Most innovative MedTech products in India today have been designed and developed for low-resource, low-skill, public health facilities, and can transform healthcare for low-income consumers who depend on public healthcare. However, over 90% of MedTech procurement in government happens through the tender system- where multiple companies bid to supply a (commodity) product, typically competing on price. This method does not work for an innovative product, which is manufactured and supplied by just one company, the innovator. This systemic issue leads to unacceptable delays, and sometimes outright rejection, in deploying life-saving, affordable, innovative, technologies that are made for India.

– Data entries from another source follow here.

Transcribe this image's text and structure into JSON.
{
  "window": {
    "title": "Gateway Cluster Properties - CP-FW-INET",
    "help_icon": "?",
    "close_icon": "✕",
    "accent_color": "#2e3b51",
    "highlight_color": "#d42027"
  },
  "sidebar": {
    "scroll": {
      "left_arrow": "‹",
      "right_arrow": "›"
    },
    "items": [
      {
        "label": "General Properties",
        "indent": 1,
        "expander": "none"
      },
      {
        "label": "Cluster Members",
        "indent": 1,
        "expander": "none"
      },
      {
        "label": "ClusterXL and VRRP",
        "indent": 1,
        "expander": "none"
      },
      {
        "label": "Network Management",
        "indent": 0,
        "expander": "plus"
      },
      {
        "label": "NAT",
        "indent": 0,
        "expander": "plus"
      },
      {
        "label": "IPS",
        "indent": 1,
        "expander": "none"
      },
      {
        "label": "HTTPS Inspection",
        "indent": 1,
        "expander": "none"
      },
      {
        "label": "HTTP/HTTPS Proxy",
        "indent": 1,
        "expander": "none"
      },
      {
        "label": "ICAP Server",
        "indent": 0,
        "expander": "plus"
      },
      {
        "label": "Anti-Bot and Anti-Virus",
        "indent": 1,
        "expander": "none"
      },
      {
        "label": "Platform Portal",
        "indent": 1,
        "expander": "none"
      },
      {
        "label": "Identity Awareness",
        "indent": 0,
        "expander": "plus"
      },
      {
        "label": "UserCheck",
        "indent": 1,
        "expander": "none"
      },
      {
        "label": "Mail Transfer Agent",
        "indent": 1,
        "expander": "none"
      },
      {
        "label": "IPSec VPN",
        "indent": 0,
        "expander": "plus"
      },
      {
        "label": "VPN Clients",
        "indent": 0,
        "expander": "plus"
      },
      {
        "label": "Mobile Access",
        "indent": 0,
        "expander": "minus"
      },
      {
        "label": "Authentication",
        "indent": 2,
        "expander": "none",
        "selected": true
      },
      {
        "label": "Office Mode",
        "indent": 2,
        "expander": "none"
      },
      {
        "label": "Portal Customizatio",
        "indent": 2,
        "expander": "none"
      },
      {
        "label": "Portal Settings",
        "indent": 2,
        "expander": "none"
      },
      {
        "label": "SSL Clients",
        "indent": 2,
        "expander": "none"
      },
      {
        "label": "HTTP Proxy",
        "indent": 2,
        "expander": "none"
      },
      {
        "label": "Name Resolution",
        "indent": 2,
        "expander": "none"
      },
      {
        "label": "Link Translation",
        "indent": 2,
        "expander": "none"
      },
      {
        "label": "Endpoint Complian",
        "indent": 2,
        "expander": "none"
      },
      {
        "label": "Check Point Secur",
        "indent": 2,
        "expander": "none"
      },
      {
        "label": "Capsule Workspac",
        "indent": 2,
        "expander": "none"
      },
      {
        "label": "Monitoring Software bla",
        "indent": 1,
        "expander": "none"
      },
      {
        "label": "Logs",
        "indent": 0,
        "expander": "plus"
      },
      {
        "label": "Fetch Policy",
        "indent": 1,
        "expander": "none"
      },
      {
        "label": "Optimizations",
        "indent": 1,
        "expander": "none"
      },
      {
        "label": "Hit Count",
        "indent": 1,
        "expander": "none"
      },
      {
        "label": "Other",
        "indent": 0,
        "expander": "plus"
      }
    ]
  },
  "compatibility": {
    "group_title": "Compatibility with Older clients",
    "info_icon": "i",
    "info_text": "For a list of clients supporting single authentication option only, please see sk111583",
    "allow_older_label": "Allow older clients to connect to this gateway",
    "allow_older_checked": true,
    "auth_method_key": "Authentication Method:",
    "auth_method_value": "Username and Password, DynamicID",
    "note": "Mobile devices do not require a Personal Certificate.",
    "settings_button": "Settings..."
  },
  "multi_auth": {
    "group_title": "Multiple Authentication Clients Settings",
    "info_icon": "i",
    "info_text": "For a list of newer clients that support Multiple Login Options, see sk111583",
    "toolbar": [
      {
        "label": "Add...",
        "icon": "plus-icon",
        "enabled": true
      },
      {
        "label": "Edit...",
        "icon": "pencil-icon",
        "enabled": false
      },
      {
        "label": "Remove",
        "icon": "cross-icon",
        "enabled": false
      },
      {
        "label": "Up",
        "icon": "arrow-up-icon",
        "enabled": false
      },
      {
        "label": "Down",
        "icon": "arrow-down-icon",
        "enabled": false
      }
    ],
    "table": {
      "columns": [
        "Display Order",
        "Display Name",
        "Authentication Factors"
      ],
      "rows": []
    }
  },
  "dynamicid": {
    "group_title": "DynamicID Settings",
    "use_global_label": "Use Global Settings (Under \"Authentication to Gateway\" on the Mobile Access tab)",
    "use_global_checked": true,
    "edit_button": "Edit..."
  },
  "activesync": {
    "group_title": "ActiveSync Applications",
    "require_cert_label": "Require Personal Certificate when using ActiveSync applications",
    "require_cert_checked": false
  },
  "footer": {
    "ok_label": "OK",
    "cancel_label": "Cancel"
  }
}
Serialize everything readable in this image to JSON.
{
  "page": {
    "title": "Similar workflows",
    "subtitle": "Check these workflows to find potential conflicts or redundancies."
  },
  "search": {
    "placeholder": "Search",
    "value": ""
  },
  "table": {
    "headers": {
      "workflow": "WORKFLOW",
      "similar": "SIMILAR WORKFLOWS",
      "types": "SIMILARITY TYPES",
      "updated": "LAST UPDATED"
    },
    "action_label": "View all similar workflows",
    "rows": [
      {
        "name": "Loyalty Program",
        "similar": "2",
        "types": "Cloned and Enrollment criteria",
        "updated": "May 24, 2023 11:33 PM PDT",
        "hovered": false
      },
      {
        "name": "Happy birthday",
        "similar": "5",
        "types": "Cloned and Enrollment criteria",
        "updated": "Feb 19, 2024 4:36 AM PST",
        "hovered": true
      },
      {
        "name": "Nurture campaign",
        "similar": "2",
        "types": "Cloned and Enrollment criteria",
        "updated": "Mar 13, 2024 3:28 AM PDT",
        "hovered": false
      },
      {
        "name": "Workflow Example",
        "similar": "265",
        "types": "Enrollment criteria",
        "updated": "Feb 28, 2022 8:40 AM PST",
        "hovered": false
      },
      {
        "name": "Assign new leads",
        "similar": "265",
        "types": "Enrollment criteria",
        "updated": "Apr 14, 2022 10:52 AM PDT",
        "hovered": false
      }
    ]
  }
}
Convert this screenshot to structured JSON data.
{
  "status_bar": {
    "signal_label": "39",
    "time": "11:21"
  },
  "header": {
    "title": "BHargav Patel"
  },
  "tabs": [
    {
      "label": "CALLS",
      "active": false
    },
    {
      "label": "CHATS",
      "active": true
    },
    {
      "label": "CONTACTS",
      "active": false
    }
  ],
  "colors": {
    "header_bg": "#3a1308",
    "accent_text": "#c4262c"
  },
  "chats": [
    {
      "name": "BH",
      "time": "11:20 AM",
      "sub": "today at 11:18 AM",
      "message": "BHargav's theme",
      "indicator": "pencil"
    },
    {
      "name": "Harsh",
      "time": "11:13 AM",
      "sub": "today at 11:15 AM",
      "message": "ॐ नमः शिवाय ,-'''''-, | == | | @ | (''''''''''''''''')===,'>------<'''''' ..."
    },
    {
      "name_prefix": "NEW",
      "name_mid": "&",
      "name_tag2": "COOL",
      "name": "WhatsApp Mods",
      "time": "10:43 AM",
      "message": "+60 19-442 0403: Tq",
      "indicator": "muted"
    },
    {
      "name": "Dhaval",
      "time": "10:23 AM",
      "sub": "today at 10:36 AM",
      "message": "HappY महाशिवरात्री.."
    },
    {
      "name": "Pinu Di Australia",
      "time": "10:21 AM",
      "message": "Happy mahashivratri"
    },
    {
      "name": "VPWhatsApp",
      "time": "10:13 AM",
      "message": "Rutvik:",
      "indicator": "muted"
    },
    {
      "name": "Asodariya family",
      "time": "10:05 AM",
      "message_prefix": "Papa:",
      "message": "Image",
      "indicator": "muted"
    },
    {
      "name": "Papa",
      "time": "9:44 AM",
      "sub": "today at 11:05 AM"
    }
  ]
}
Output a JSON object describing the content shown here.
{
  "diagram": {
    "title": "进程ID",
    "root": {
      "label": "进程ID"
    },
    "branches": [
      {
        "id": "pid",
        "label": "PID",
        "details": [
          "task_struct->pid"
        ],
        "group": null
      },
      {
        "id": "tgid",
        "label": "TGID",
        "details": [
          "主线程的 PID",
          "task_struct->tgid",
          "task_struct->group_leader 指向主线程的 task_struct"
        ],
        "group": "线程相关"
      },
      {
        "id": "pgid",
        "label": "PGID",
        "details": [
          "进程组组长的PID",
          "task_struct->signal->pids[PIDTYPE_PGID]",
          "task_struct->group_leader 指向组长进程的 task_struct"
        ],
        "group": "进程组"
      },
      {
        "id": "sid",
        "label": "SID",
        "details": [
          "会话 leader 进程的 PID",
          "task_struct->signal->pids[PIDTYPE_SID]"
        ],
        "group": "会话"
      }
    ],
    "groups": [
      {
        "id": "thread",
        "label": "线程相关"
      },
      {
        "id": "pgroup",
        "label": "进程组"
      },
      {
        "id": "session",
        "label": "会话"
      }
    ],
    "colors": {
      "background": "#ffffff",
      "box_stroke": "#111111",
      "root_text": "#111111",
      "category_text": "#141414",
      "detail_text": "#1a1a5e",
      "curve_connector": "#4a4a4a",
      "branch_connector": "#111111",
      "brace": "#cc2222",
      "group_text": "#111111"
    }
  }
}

A defined public procurement system, specifically for indigenous innovative products, perhaps certified by the central government, would go a long way in getting these innovations into the public healthcare system, where they can save innumerable lives. Deployment of such innovations can also be supported through the creation of an Innovation Fund, which funds procurement and deployment of relevant innovations in a pilot district- to generate real-world data on effectiveness and outcomes and drive nationwide adoption of the best innovations.
Partnership with established MedTech companies
After a startup develops an innovative product, it faces further challenges in manufacturing, commercialization, distribution, and service. In the West, a startup typically partners with a large MedTech company, which takes on these activities. This partnering ecosystem is still nascent in India, with the result that most startups focus on these activities themselves, and not on their core competency of innovation and product development. As the ecosystem matures, it is hoped that India too sees such partnerships between startups and established companies, which get these lifesaving innovations to the market faster, and allow the innovators to focus on what they do best- innovate.
The Indian MedTech sector is coming of age- as evidenced by the strong growth in innovative startups that are creating novel technologies to solve Indian, and global, challenges. It is important to nurture and support such indigenous innovation in these early days – as they can make India the MedTech innovation hub for global emerging markets.